By Maria Saporta
As published in the Atlanta Business Chronicle on December 20, 2019
A recent $4 million grant from the Robert W. Woodruff Foundation to Berry College for a new animal science building accentuates the unique relationship between Coca-Cola interests and the college located just north of Rome, Ga.
Take Robert W. Woodruff, Coca-Cola’s top executive during an explosive period of growth for the company. Woodruff served as a Berry trustee from 1924 to 1967. (The only other college board where he served as a trustee was the Tuskegee Institute – now Tuskegee University – in Alabama).
The Woodruff gift will go towards a new $16 million animal science building that will help Berry College invest in one of its most distinctive academic programs. Animal science is the largest major at Berry College accounting for more than 12% of its students.
Construction on the 22,000-square-foot building will start in the spring, and that capital project will complete Berry’s decade long “LifeReady” campaign, that began with an original goal of $100 million.
“We will finish out at about $135 million,” said Stephen Briggs, president of Berry College. “With the $4 million from Woodruff, we only have a couple of million dollars left to raise to close out the campaign.”
Berry College is a unique institution in lots of ways. It has the world’s largest contiguous college campus with more than 27,000 acres of mostly woodlands and natural areas as well as a working farm.
It was founded in 1902 by Martha Berry as a high school to teach poor children living in the rural south, including the mountains of north Georgia. Students had to work on campus to help cover the cost of tuition, a practice that continues to this day.
“We have had an animal science program since 1902,” Briggs said. “It was a residential campus where students would grow their own food. We’ve been doing animal husbandry from the very first day. It’s unusual for an institution like ours.”
Berry is a small liberal arts college, yet its animal science program is one of its most distinctive offerings creating a pipeline for students interested in going into veterinary medicine.
“In the past 10 years, we’ve had 171 students accepted into veterinary schools, and that’s growing,” Briggs said. “If you have a 3.3 GPA (grade point average) or better, your chances of getting into veterinary school is 98 percent.”
Of the 30 veterinary schools in the country, Berry animal science graduates have earned or are pursuing Doctor of Veterinary Medicine degrees at 23 institutions. Over the last 15 years, enrollment in Berry’s animal science program has grown by 187% – from 79 to 227 majors.
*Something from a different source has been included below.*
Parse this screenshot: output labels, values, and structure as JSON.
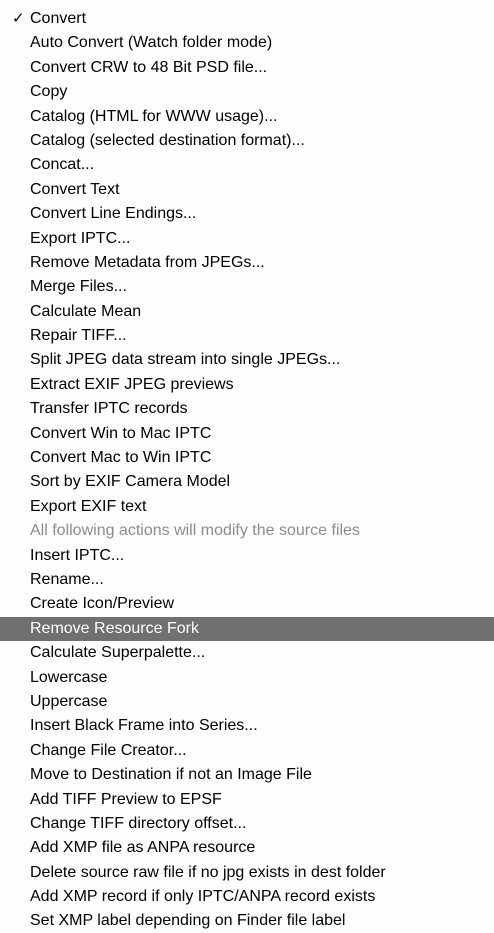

“It’s a rigorous science program,” Briggs said. “It’s a pre-med core plus all the animal science. You get really well-grounded education. And you get a lot of hands on experience from your first course.”
The campus has black Angus cattle, Jersey dairy cows, sheep, goats, chickens, horses and deer. According to Briggs, it provides a living laboratory for students and teachers working on the health of humans, the health of animals and the health of our ecosystem by studying the connections between the species.
Having students work on campus as they studied appealed to Robert Woodruff. Today, there are more than 1,000 positions available to students across 180 college departments, and 98 percent of students choose to work on campus at some point during their Berry education.
“Mr. Woodruff had large pieces of property,” Briggs said. “He enjoyed hunting, and he appreciated the size and scope of Berry. He very much believed in the model of Berry College.”
The ties between Berry and Coca-Cola are multiple and interconnected.
“Robert Woodruff and Lettie Pate Whitehead Evans were both great friends, admirers and supporters of Martha Berry,” said Russ Hardin, president of the Woodruff Foundation, the Lettie Pate Whitehead Foundation and the Lettie Pate Evans Foundation. “Each provided personal support to Berry Schools, then to Berry College.”
Lettie Pate Evans, an early Coca-Cola bottler, was one of the first women to serve on a major corporate board in the United States, joining Coca-Cola’s board in 1934.
When she died in 1953, she made Berry College the single largest beneficiary of a trust established with the bulk of her estate.
Today, Briggs said, that trust is worth more than a half billion dollars, helping give Berry College a total endowment of nearly $1 billion.
“We are a very different place today because of her gift,” Briggs said. “The trust helps fund scholarships to keep our tuition costs down.”
Her lawyer was John Sibley, a fellow Coca-Cola director, who chaired Berry’s board from 1940 to 1955. His son, Jimmy Sibley, who also served as a director of Coca-Cola, chaired Berry’s board from 1983 to 1989.
“Berry was established to educate, in Martha Berry’s words, the ‘heart, head and hands,’” Hardin said. “It was that mission that attracted the support of Mr. Woodruff and Mrs. Evans. Berry remains true to that mission.”
Editor’s note: Maria Saporta is a member of Berry College’s board of visitors, a role she has had for nearly a decade.